United States District Court, D. Oregon
Stephen R. Sady, Chief Deputy Federal Public Defender, Portland, Oregon, Attorney for Petitioner,
S. Amanda Marshall, United States Attorney, Natalie K. Wight, Assistant United States Attorney, Portland, OR, Attorneys for Respondent.
OPINION AND ORDER
MICHAEL W. MOSMAN, District Judge.
Petitioner brings this habeas corpus case pursuant to 28 U.S.C. § 2241 challenging the legality of his federal sentence as enhanced pursuant the Armed Career Criminal Act. Because the Middle District of Pennsylvania has already determined that petitioner is not entitled to relief on this claim, the Petition for Writ of Habeas Corpus (#2) is dismissed.
On July 22, 2003, petitioner pleaded guilty to possession with intent to distribute cocaine in violation of 21 U.S.C. § 841(a)(1) in the Southern District of Illinois. The District Court applied a career offender enhancement in light of petitioner's two prior Illinois state convictions for aggravated battery. As a result, the court sentenced petitioner to 188 months in prison. If not for the prior state convictions and resulting enhancement, petitioner's sentence would likely have fallen under the Guidelines range of 57-71 months.
As part of his plea agreement, petitioner agreed to waive future challenges to his sentence:

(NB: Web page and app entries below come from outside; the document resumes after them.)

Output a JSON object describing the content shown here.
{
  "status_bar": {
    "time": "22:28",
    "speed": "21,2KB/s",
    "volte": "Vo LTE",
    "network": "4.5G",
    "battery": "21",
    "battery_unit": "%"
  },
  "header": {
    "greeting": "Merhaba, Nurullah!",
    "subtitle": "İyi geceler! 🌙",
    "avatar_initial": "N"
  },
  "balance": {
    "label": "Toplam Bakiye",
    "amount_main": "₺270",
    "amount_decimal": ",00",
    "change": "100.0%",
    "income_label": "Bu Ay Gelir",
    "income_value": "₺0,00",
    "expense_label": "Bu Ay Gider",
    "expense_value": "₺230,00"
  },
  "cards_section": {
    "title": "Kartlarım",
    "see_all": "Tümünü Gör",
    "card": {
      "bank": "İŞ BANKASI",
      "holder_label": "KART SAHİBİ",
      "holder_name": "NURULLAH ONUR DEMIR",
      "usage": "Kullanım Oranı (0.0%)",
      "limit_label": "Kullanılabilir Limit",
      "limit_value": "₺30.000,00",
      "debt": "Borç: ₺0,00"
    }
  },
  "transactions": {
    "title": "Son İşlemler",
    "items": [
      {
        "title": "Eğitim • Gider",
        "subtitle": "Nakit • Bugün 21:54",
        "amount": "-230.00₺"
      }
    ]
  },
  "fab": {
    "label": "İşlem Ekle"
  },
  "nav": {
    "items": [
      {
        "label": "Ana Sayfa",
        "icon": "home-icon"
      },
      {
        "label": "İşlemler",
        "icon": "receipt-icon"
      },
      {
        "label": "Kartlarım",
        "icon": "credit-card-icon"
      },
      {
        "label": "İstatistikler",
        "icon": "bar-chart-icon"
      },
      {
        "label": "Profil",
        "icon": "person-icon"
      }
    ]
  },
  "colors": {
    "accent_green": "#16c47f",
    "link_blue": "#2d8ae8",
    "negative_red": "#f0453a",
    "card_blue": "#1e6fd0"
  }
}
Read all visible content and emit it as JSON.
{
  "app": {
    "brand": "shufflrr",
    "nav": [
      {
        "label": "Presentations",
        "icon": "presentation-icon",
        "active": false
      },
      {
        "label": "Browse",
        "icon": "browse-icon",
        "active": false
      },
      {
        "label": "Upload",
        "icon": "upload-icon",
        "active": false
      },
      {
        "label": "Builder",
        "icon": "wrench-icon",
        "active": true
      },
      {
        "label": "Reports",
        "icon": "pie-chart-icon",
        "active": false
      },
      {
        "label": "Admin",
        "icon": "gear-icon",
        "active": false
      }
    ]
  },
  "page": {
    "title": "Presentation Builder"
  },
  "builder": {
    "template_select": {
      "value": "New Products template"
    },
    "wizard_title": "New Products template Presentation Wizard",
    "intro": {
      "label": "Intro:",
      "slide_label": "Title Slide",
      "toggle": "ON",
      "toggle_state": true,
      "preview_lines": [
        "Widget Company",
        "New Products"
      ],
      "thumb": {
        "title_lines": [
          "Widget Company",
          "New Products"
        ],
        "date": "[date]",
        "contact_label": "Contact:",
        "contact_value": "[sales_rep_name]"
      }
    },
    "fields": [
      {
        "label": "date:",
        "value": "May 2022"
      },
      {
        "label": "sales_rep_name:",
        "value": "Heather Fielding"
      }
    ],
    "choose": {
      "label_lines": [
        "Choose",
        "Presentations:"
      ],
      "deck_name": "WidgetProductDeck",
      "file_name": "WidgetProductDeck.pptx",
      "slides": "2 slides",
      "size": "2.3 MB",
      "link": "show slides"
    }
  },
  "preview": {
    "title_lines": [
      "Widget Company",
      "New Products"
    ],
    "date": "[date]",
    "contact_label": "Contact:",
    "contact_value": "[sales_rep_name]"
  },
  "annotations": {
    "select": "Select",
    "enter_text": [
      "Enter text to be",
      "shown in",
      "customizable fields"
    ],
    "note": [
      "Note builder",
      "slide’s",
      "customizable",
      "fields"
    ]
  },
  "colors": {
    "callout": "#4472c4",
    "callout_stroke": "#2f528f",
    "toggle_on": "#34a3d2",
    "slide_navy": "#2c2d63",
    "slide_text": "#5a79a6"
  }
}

Defendant knowingly and voluntarily waives the right to appeal any sentence within the maximum provided in the statute(s) of conviction (or the manner in which that sentence was determined) on the grounds set forth in Title 18, United States Code, Section 3742 or on any ground whatever, including any ordered restitution, in exchange for the concessions made by the United States in this plea agreement. The Defendant also waives his right to challenge his sentence or the manner in which it was determined in any collateral attack, including but not limited to a motion brought under Title 28, United States Code, Section 2255.
Respondent's Exhibit 3, p. 3.
Notwithstanding this waiver, petitioner proceeded to challenge the legality of his sentence. The District Court for the Middle District of Pennsylvania recently summarized much of petitioner's procedural history in a 28 U.S.C. § 2241 habeas action petitioner filed in that court:
[P]etitioner appealed his sentence pro se to the United States Court of Appeals for the Seventh Circuit. [ Veach v. U.S., 2008 U.S. Dist. LEXIS 55257 (S.D. Ill.) at *3-4]. The Seventh Circuit rejected petitioner's contention that Booker v. United States, 543 U.S. 220 (2005) established an exception to his appellate waiver and dismissed his appeal. Id. at *3. On July 18, 2006, petitioner, through current counsel, filed a motion to vacate, set aside, or correct his sentence pursuant to 28 U.S.C. § 2255 on the ground that trial counsel was ineffective during plea negotiations. Id. at *3-4. The trial judge acknowledged that otherwise valid appeal waivers do not preclude ineffective assistance claims that have their basis in plea negotiations. Id. at *19-20.... The court thus conducted a merits review of the petitioner's ineffective assistance claim to the extent it pertained to the appellate waiver and ultimately concluded that the petitioner had failed to satisfy either element of the ineffective assistance test set forth in Strickland v. Washington, 466 U.S. 668, 694 (1984). Id. at *19-24.
In doing so, the court emphasized the voluntariness of petitioner's plea agreement and his appellate waiver, noting that the plea agreement was signed by petitioner and that petitioner affirmatively responded to the sentencing court's thorough inquiries as to whether petitioner's plea agreement, and in particular the appellate waiver, were knowing and voluntary. Id. ("Veach's statements... during the... change of plea hearing clearly illustrate that he knowingly and voluntarily entered into the plea agreement and specifically accepted the appellate waiver terms of the agreement."). The [sentencing] court thus enforced the appellate waiver and dismissed the § 2255 motion.
Petitioner did not appeal the denial of his Section 2255 motion. Instead, he filed a motion for a certificate of appealability in the Seventh Circuit, which the Circuit directed the district court to file as a notice of appeal. See Veach v. United States, 2010 U.S. Dist. LEXIS 106975, *2 (S.D. Ill. Oct. 6, 2010). Therein, petitioner asked the court to remand his case to the district court for resentencing without the career offender enhancement pursuant to the Supreme Court's recent decisions in Chambers v. United States, 555 U.S. 122 (2009) and Begay v. United States, 553 U.S. 137 (2008). Veach, 2010 U.S. Dist. LEXIS 106975 at *2. The district court declined to issue a certificate of appealability, and concluded that while the Begay rule is retroactively applicable, petitioner had executed a broad appellate waiver, found by the court to be valid and enforceable, thus precluding petitioner's claim. Id . at *3-5. Petitioner appealed to the Seventh Circuit, which dismissed his appeal as untimely. However, noting Begay's retroactive applicability, the panel observed that Veach's argument regarding ...